As someone who unapologetically wears brownface every day, I find the hysterical front-page revelation of Justin Trudeau’s 2001 experiment with brownface pretty underwhelming. I also find the reaction to it on the part of various brown-faced Canadian politicians to be a transparent instance (so to speak) of grandstanding. If ever there was a case where policy ought to trump a supposed matter of character in politics, this is it–not so much because policy always trumps character in political matters, but because the supposed matter of character involved here is so morally inconsequential that just about anything trumps it. Continue reading
This Op-Ed offers a cautionary tale for two apparently opposed sets of ideologues: right-wingers convinced that the Left has a monopoly on campus censorship, and left-wingers skeptical of the connection between government support for education and government suppression of educators. In Florida and New Jersey, the Right is censoring the supposed racism of the Left through pro-Israeli legislation; meanwhile, the Left, usually so eager to make accusations of racism, is caught off guard by the Right’s “anti-racist” resort to coercion and hysteria. Continue reading
Below the fold, I’ve reproduced (with permission) the text of a letter regarding the P Is for Palestine controversy by Michael Lesher of Passaic, New Jersey, addressed to the Trustees and Director of the Highland Park Public Library, in Highland Park, New Jersey.

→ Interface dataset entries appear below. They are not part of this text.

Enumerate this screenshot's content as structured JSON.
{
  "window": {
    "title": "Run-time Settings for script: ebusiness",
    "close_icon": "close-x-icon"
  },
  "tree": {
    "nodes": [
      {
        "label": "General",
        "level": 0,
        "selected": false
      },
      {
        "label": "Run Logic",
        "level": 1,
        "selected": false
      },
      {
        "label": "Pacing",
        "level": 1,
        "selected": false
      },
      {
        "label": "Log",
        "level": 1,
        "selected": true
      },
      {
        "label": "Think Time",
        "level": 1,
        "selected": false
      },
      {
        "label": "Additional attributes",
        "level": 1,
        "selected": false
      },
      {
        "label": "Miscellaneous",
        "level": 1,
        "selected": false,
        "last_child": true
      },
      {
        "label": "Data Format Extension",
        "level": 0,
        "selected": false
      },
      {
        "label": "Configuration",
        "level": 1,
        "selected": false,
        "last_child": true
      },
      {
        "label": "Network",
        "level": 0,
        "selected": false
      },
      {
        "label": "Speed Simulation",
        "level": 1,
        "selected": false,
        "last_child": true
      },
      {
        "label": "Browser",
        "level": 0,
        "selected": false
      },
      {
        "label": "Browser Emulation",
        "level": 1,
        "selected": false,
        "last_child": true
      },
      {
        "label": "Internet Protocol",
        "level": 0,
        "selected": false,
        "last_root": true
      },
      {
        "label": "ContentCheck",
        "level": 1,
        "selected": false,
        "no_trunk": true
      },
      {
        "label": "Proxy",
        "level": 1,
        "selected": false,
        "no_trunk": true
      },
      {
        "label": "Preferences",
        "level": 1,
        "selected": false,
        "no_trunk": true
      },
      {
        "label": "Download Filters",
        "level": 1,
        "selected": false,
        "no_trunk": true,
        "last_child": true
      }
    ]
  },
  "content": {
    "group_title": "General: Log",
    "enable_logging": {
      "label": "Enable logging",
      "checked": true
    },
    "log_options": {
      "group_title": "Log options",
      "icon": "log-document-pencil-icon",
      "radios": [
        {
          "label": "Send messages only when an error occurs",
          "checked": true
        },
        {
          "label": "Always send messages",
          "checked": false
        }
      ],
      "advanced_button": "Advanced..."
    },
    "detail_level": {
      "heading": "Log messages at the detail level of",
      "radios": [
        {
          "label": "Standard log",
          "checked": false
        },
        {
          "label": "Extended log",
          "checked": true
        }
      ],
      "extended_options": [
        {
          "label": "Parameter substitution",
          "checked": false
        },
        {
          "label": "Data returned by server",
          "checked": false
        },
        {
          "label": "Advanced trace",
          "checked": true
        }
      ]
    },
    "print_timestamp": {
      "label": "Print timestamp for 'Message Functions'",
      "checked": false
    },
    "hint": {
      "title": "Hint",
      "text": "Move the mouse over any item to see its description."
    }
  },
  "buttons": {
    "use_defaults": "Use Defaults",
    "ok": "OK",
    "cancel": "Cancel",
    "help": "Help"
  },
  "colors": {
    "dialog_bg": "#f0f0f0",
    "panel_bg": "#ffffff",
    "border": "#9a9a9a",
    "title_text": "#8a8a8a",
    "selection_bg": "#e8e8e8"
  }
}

More on the controversy from Jewish Link of New Jersey: Rochelle Kipnis (May 9), Elizabeth Kratz (May 17). From the Newark Star Ledger: Rachel Kleinman (May 9). From ABC News. From Fox News.
Here’s an informative podcast interview with my friend Steve Shalom, a political scientist at William Paterson University (Wayne, New Jersey), and an active member of Jewish Voice for Peace of Northern New Jersey. You have to scroll down a few clicks past the bio and the Banksy visual for the podcast itself.
What Steve says in the interview about anti-Semitism strikes me as one instance of many of the over-emphasis on race in American political discourse–not only to the exclusion of other sorts of identity, like gender and class, but to the exclusion of a straightforward focus on ethico-political issues as such. In other words, we not only have a tendency to focus on race above all other things, but to use our focus on race to distract attention from equally important things. It becomes easy to forget that sometimes an issue is just an issue. Continue reading
I’m taking the liberty of copying and pasting this (public) Facebook post by Fred Schlomka, the founder and director of Green Olive Tours in Israel/Palestine. I’ve gone on maybe five or six of Green Olive’s tours over the past few years, and have made lifelong friends on them while learning things I would never otherwise have figured out about Israel and Palestine. I’m profoundly grateful to Schlomka as well as his staff and guides for enriching the experiences I’ve had there, and admire his willingness to speak his mind on topics that so often elicit silence and evasion. Continue reading